ADA Web Regulations
Resolution 2015-06
Whereas, the United States Department of Justice (DOJ) publicly committed more than five years ago to update its implementing regulations to clarify the application of the Americans with Disabilities Act (ADA) to the Internet and to information and communications technologies; and
Whereas, the federal courts continue to disagree with each other about the ADA and whether online-only retailers and others are in fact ADA Title III covered public accommodations; and
Whereas, it is otherwise well-settled that state and local government programs and services must ensure that their online presence must be accessible to people with disabilities; and
Whereas, the increasing deployment of both fixed and free-standing equipment (such as kiosks, handheld and mobile devices, etc.) by state and local governmental entities and public accommodations alike also requires regulatory clarification by the DOJ to ensure that effective communication and equal access are achieved; and
Whereas, with only 18 months remaining in the current administration, proposed regulations on these critical issues have not been issued; and
Whereas, the five-year-old DOJ notices of its intent to regulate in these areas raised a host of needlessly complicated and distracting questions and ancillary issues;
Now, therefore, be it resolved by the American Council of the Blind in convention assembled on the 9th day of July, 2015, at the Sheraton Dallas Hotel, Dallas, Texas, that this organization call upon President Barack Obama to direct the Attorney General of the United States to immediately set the U.S. Department of Justice on course to issue and publish final rules within one year of the date of this resolution which simply and succinctly:

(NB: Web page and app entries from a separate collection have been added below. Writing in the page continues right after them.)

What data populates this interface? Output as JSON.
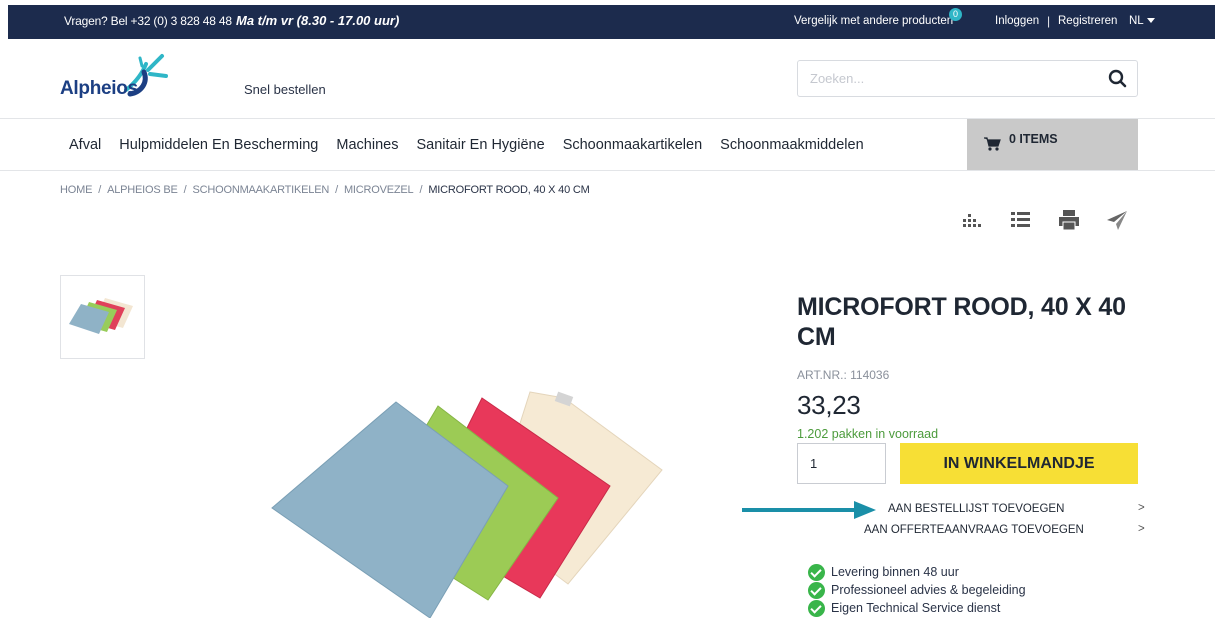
{
  "topbar": {
    "phone": "Vragen? Bel +32 (0) 3 828 48 48",
    "hours": "Ma t/m vr (8.30 - 17.00 uur)",
    "compare": "Vergelijk met andere producten",
    "compare_count": "0",
    "login": "Inloggen",
    "separator": "|",
    "register": "Registreren",
    "language": "NL"
  },
  "header": {
    "logo_text": "Alpheios",
    "quick_order": "Snel bestellen",
    "search_placeholder": "Zoeken..."
  },
  "nav": {
    "items": [
      "Afval",
      "Hulpmiddelen En Bescherming",
      "Machines",
      "Sanitair En Hygiëne",
      "Schoonmaakartikelen",
      "Schoonmaakmiddelen"
    ]
  },
  "cart": {
    "label": "0 ITEMS"
  },
  "breadcrumb": [
    "HOME",
    "ALPHEIOS BE",
    "SCHOONMAAKARTIKELEN",
    "MICROVEZEL",
    "MICROFORT ROOD, 40 X 40 CM"
  ],
  "tools": [
    "compare-icon",
    "list-icon",
    "print-icon",
    "share-icon"
  ],
  "product": {
    "title": "MICROFORT ROOD, 40 X 40 CM",
    "artnr": "ART.NR.: 114036",
    "price": "33,23",
    "stock": "1.202 pakken in voorraad",
    "quantity": "1",
    "add_to_cart": "IN WINKELMANDJE",
    "add_to_order_list": "AAN BESTELLIJST TOEVOEGEN",
    "add_to_quote": "AAN OFFERTEAANVRAAG TOEVOEGEN",
    "chevron": ">"
  },
  "usps": [
    "Levering binnen 48 uur",
    "Professioneel advies & begeleiding",
    "Eigen Technical Service dienst"
  ],
  "colors": {
    "topbar": "#1c2b4d",
    "accent_yellow": "#f7df35",
    "brand_blue": "#1c3f83",
    "brand_teal": "#2fb6c7",
    "stock_green": "#4c9b3c",
    "arrow_teal": "#1a8fa8"
  }
}
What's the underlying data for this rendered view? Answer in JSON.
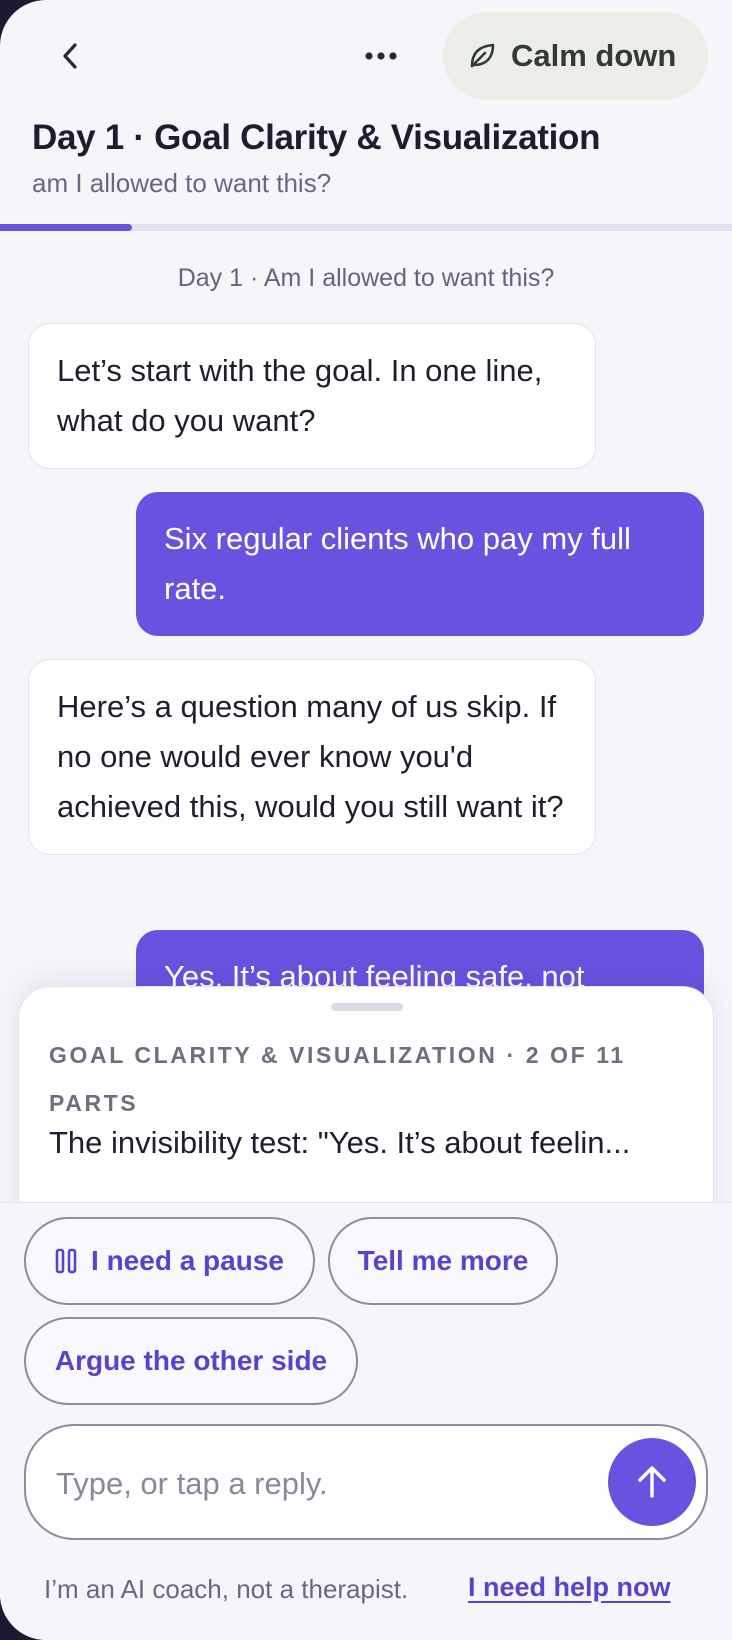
{
  "header": {
    "calm_label": "Calm down",
    "title": "Day 1 · Goal Clarity & Visualization",
    "subtitle": "am I allowed to want this?",
    "progress_fraction": 0.18
  },
  "chat": {
    "day_label": "Day 1 · Am I allowed to want this?",
    "messages": [
      {
        "role": "coach",
        "text": "Let’s start with the goal. In one line, what do you want?"
      },
      {
        "role": "user",
        "text": "Six regular clients who pay my full rate."
      },
      {
        "role": "coach",
        "text": "Here’s a question many of us skip. If no one would ever know you'd achieved this, would you still want it?"
      },
      {
        "role": "user",
        "text": "Yes. It’s about feeling safe, not"
      }
    ]
  },
  "sheet": {
    "heading": "GOAL CLARITY & VISUALIZATION · 2 OF 11 PARTS",
    "preview": "The invisibility test: \"Yes. It’s about feelin..."
  },
  "quick_replies": [
    {
      "label": "I need a pause",
      "icon": "pause-icon"
    },
    {
      "label": "Tell me more"
    },
    {
      "label": "Argue the other side"
    }
  ],
  "composer": {
    "placeholder": "Type, or tap a reply.",
    "value": ""
  },
  "footer": {
    "disclaimer": "I’m an AI coach, not a therapist.",
    "help_link": "I need help now"
  },
  "colors": {
    "accent": "#6a52e0",
    "calm_bg": "#eaeee6",
    "background": "#f6f5fa"
  }
}
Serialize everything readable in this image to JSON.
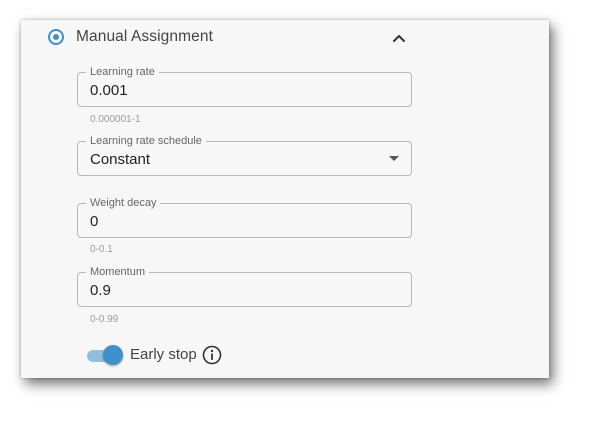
{
  "section": {
    "title": "Manual Assignment",
    "selected": true,
    "expanded": true,
    "accent_color": "#3f8fc9"
  },
  "fields": {
    "learning_rate": {
      "label": "Learning rate",
      "value": "0.001",
      "hint": "0.000001-1"
    },
    "lr_schedule": {
      "label": "Learning rate schedule",
      "value": "Constant"
    },
    "weight_decay": {
      "label": "Weight decay",
      "value": "0",
      "hint": "0-0.1"
    },
    "momentum": {
      "label": "Momentum",
      "value": "0.9",
      "hint": "0-0.99"
    }
  },
  "early_stop": {
    "label": "Early stop",
    "enabled": true,
    "info_icon": "info-circle-icon"
  }
}
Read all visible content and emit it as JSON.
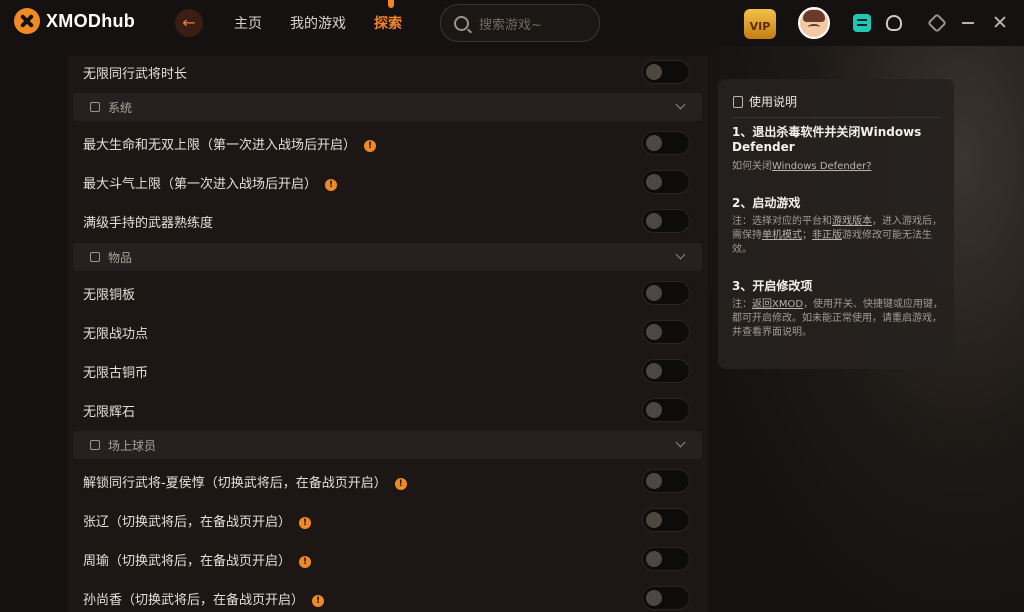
{
  "app": {
    "brand": "XMODhub",
    "back_glyph": "←"
  },
  "nav": {
    "items": [
      "主页",
      "我的游戏",
      "探索"
    ],
    "active_index": 2
  },
  "search": {
    "placeholder": "搜索游戏~"
  },
  "vip": {
    "label": "VIP"
  },
  "colors": {
    "accent": "#f3842a",
    "panel": "#1c1715",
    "section_bg": "#262120",
    "toggle_off": "#0e0c0b"
  },
  "list": {
    "top_row": {
      "label": "无限同行武将时长",
      "enabled": false
    },
    "sections": [
      {
        "label": "系统",
        "icon": "grid-icon",
        "items": [
          {
            "label": "最大生命和无双上限（第一次进入战场后开启）",
            "info": true,
            "enabled": false
          },
          {
            "label": "最大斗气上限（第一次进入战场后开启）",
            "info": true,
            "enabled": false
          },
          {
            "label": "满级手持的武器熟练度",
            "info": false,
            "enabled": false
          }
        ]
      },
      {
        "label": "物品",
        "icon": "box-icon",
        "items": [
          {
            "label": "无限铜板",
            "info": false,
            "enabled": false
          },
          {
            "label": "无限战功点",
            "info": false,
            "enabled": false
          },
          {
            "label": "无限古铜币",
            "info": false,
            "enabled": false
          },
          {
            "label": "无限辉石",
            "info": false,
            "enabled": false
          }
        ]
      },
      {
        "label": "场上球员",
        "icon": "grid-icon",
        "items": [
          {
            "label": "解锁同行武将-夏侯惇（切换武将后，在备战页开启）",
            "info": true,
            "enabled": false
          },
          {
            "label": "张辽（切换武将后，在备战页开启）",
            "info": true,
            "enabled": false
          },
          {
            "label": "周瑜（切换武将后，在备战页开启）",
            "info": true,
            "enabled": false
          },
          {
            "label": "孙尚香（切换武将后，在备战页开启）",
            "info": true,
            "enabled": false
          }
        ]
      }
    ],
    "info_glyph": "!"
  },
  "help": {
    "title": "使用说明",
    "step1": {
      "title": "1、退出杀毒软件并关闭Windows Defender",
      "note_prefix": "如何关闭",
      "note_link": "Windows Defender?"
    },
    "step2": {
      "title": "2、启动游戏",
      "note_a": "注：选择对应的平台和",
      "note_link1": "游戏版本",
      "note_b": "，进入游戏后，需保持",
      "note_link2": "单机模式",
      "note_c": "；",
      "note_link3": "非正版",
      "note_d": "游戏修改可能无法生效。"
    },
    "step3": {
      "title": "3、开启修改项",
      "note_a": "注：",
      "note_link": "返回XMOD",
      "note_b": "，使用开关、快捷键或应用键，都可开启修改。如未能正常使用，请重启游戏，并查看界面说明。"
    }
  }
}
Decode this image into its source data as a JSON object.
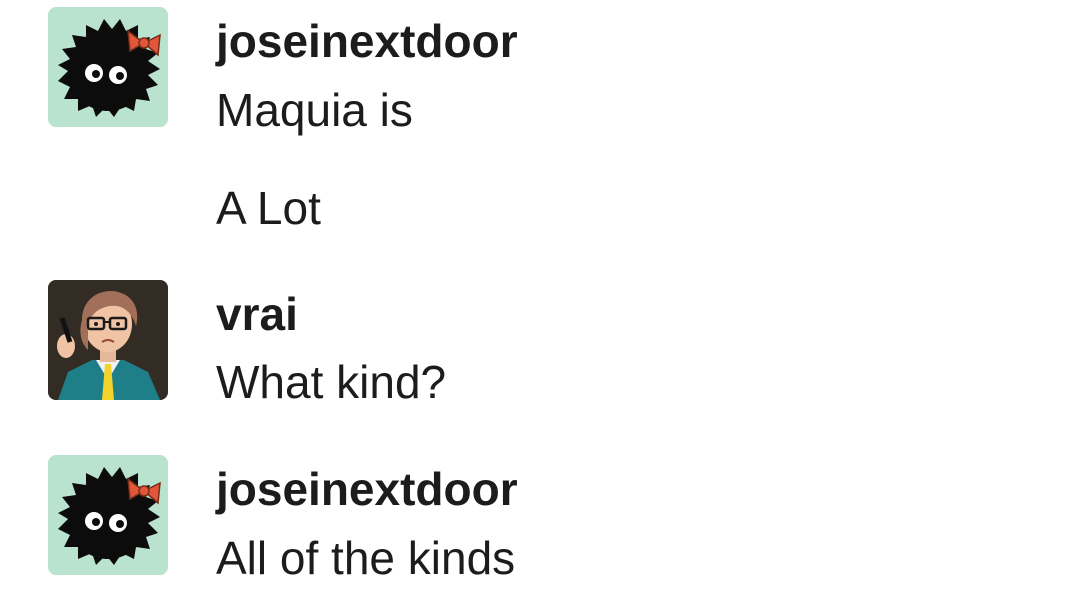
{
  "messages": [
    {
      "author": "joseinextdoor",
      "avatar_icon": "soot-sprite-with-bow-icon",
      "lines": [
        "Maquia is",
        "A Lot"
      ]
    },
    {
      "author": "vrai",
      "avatar_icon": "illustrated-person-with-glasses-icon",
      "lines": [
        "What kind?"
      ]
    },
    {
      "author": "joseinextdoor",
      "avatar_icon": "soot-sprite-with-bow-icon",
      "lines": [
        "All of the kinds"
      ]
    }
  ],
  "colors": {
    "soot_avatar_bg": "#b9e3cf",
    "bow": "#e0573a",
    "text": "#1d1c1d"
  }
}
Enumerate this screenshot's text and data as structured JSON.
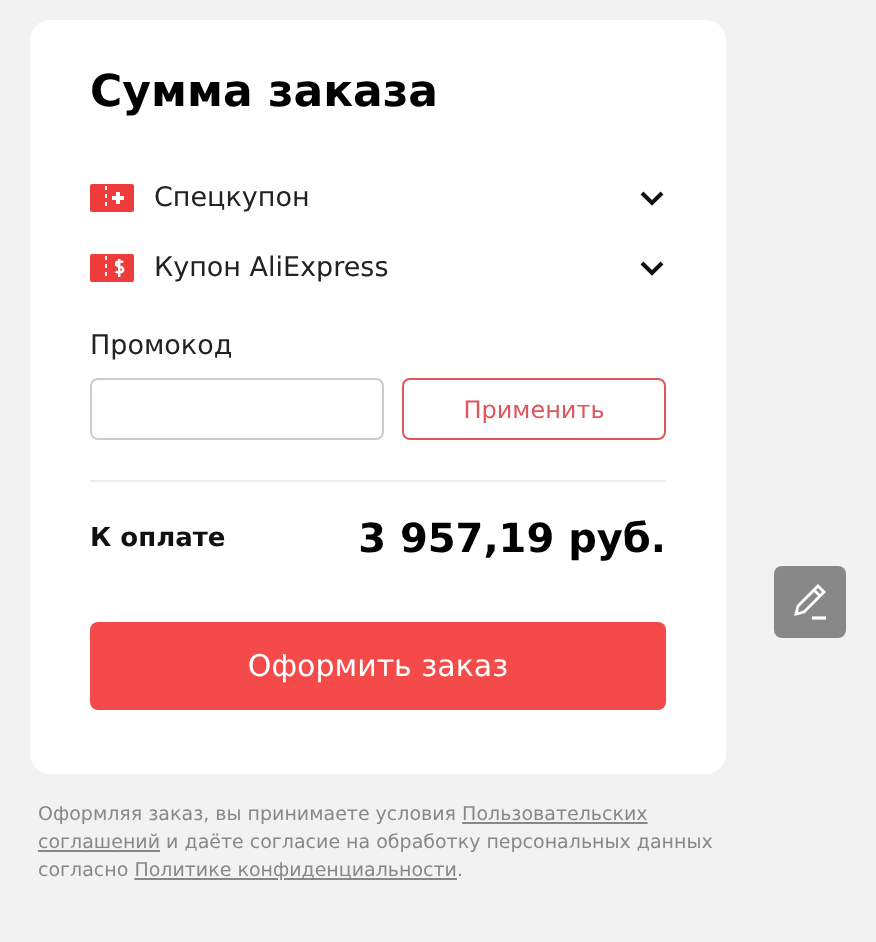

  1. make it clear that public accommodations that operate exclusively online are absolutely covered by the ADA; and
  2. declare that the ADA’s effective communication and full and equal participation requirements apply with full force to any and all fixed and free-standing equipment that governmental entities and public accommodations expect people both with and without disabilities to use.

Ray Campbell, Secretary